Lynda Benglis. Blatt. 1969

Lynda Benglis Blatt 1969

  • Not on view

In December 1969 Benglis began spilling vibrantly colored pigmented liquid latex onto the floor of her loft, where she then let the material dry. Blatt and the related works, which Benglis has described as her “poured” or “fallen” paintings, were created in part as a response to the so-called action paintings of Abstract Expressionist Jackson Pollock, made two decades before. In his works, Pollock flung, dripped, and poured paint onto canvases he had laid on the floor of his studio. Whereas Pollock’s paintings were eventually stretched and hung in a traditional manner on gallery walls, Benglis’s rubbery puddles remain horizontal, displaying traits of both painting and sculpture. The works are full of accidental bubbles and blobs, which the artist welcomed out of respect for the material’s natural behavior. “I realized that the idea of directing matter logically was absurd,” she has said. “Matter can and will take its own form.”

Through bold explorations of painting, sculpture, and video, Benglis has tested the boundaries of these art forms throughout her career.

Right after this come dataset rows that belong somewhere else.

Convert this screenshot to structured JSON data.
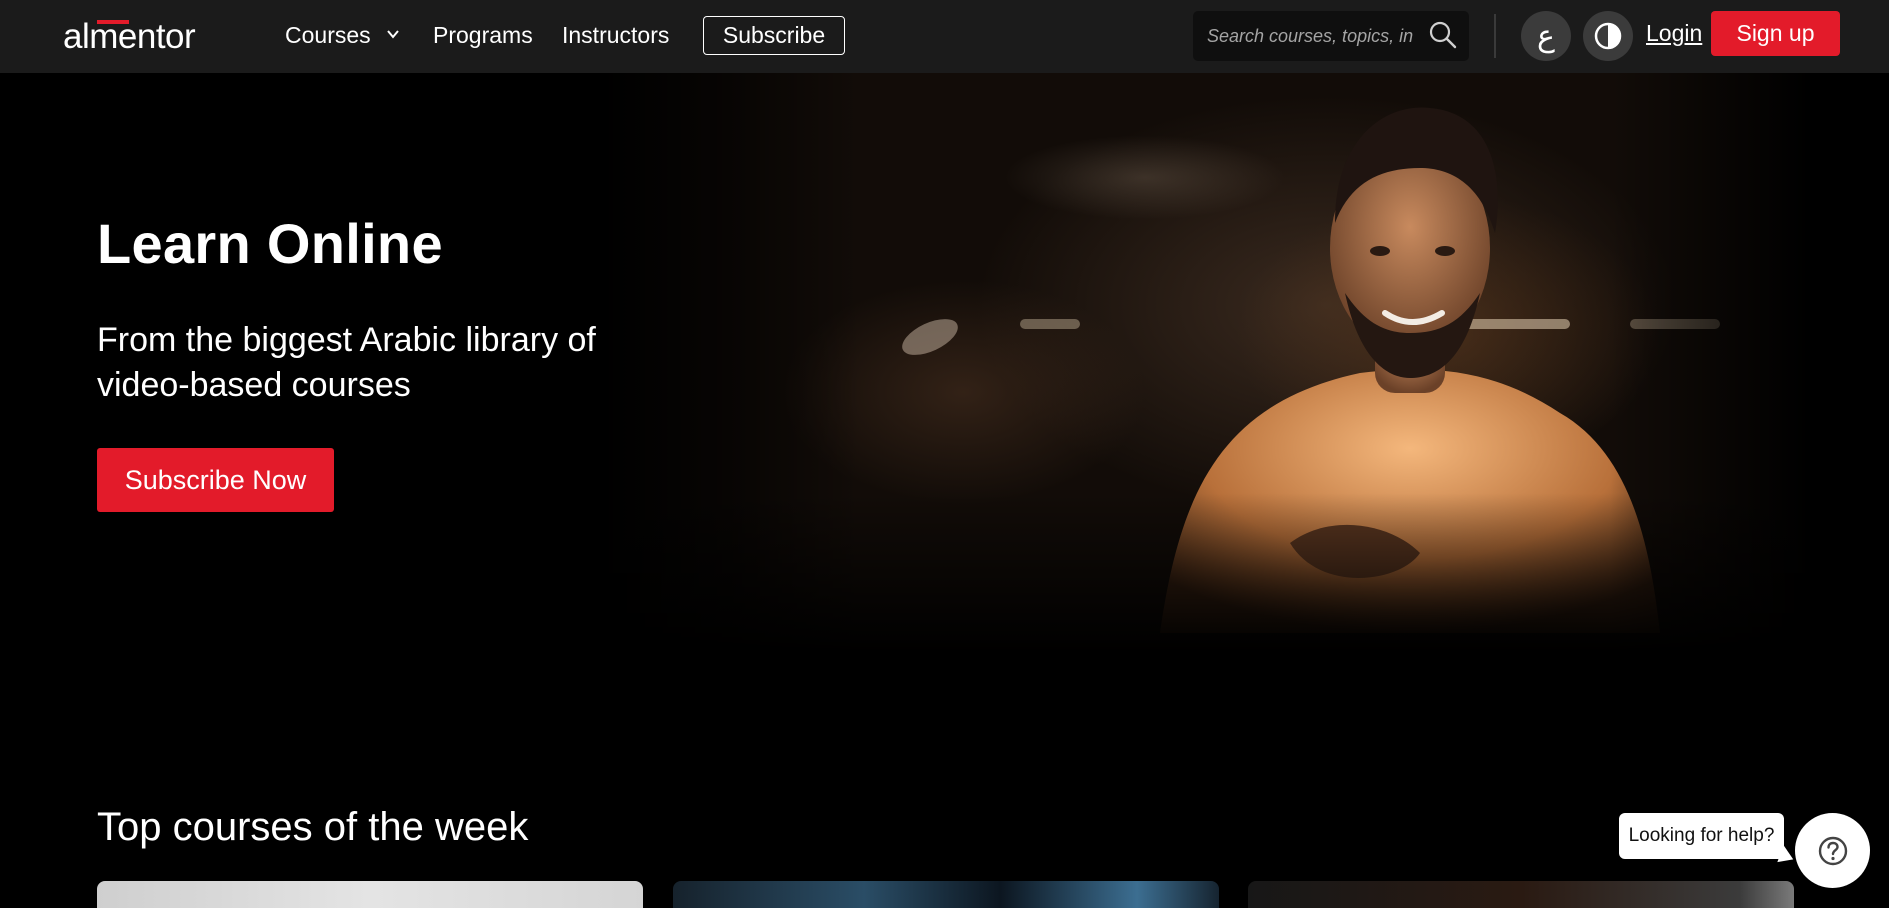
{
  "nav": {
    "logo_text": "almentor",
    "courses_label": "Courses",
    "programs_label": "Programs",
    "instructors_label": "Instructors",
    "subscribe_label": "Subscribe",
    "search_placeholder": "Search courses, topics, in",
    "lang_glyph": "ع",
    "login_label": "Login",
    "signup_label": "Sign up"
  },
  "hero": {
    "title": "Learn Online",
    "subtitle": "From the biggest Arabic library of video-based courses",
    "cta_label": "Subscribe Now"
  },
  "top_courses": {
    "title": "Top courses of the week"
  },
  "help": {
    "bubble_text": "Looking for help?"
  },
  "colors": {
    "brand_red": "#e31b2a",
    "nav_bg": "#1b1b1b",
    "page_bg": "#000000"
  },
  "icons": [
    "chevron-down-icon",
    "search-icon",
    "arabic-language-icon",
    "theme-toggle-icon",
    "help-icon"
  ]
}
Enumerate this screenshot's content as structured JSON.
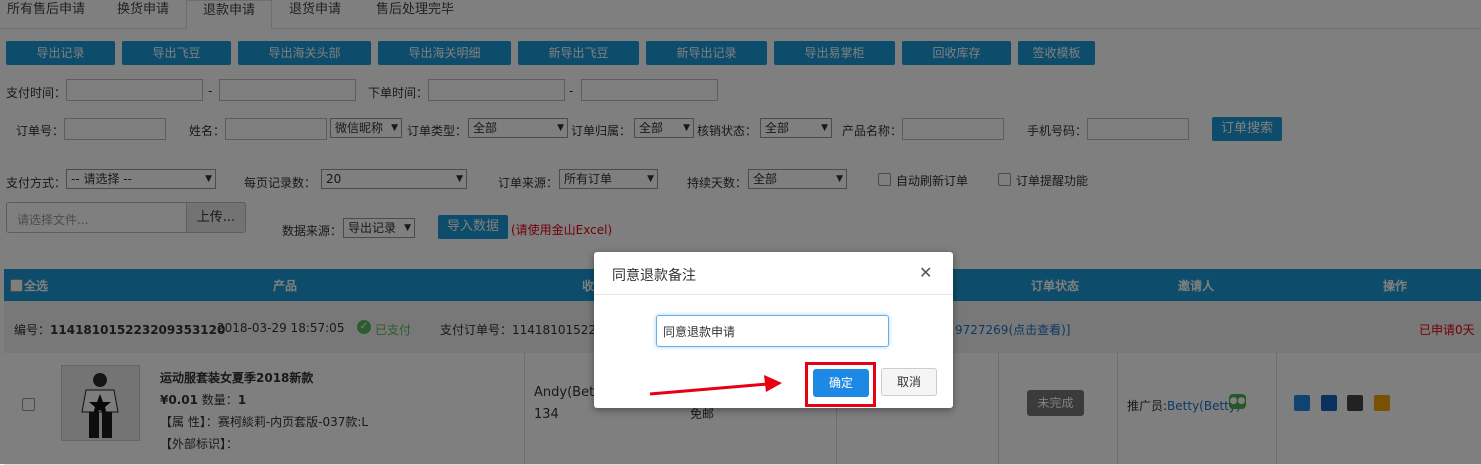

Her investigations into the nature of materials have focused not only on latex but also on wax, clay, glass, bronze, lead, gold foil, and even water.

Publication excerpt from MoMA Highlights: 375 Works from The Museum of Modern Art, New York (New York: The Museum of Modern Art, 2019)
Dayglo pigment and poured latex
128 x 103" (325.1 x 261.6 cm)
Gift of the Fuhrman Family Foundation through The Modern Women's Fund
Object number
Painting and Sculpture

If you would like to reproduce an image of a work of art in MoMA’s collection, or an image of a MoMA publication or archival material (including installation views, checklists, and press releases), please contact Art Resource (publication in North America) or Scala Archives (publication in all other geographic locations).

All requests to license audio or video footage produced by MoMA should be addressed to Scala Archives at [email protected]. Motion picture film stills or motion picture footage from films in MoMA’s Film Collection cannot be licensed by MoMA/Scala. For licensing motion picture film footage it is advised to apply directly to the copyright holders. For access to motion picture film stills please contact the Film Study Center. More information is also available about the film collection and the Circulating Film and Video Library.

If you would like to reproduce text from a MoMA publication or, please email [email protected]. If you would like to publish text from MoMA’s archival materials, please fill out this permission form and send to [email protected].


This record is a work in progress. If you have additional information or spotted an error, please send feedback to [email protected].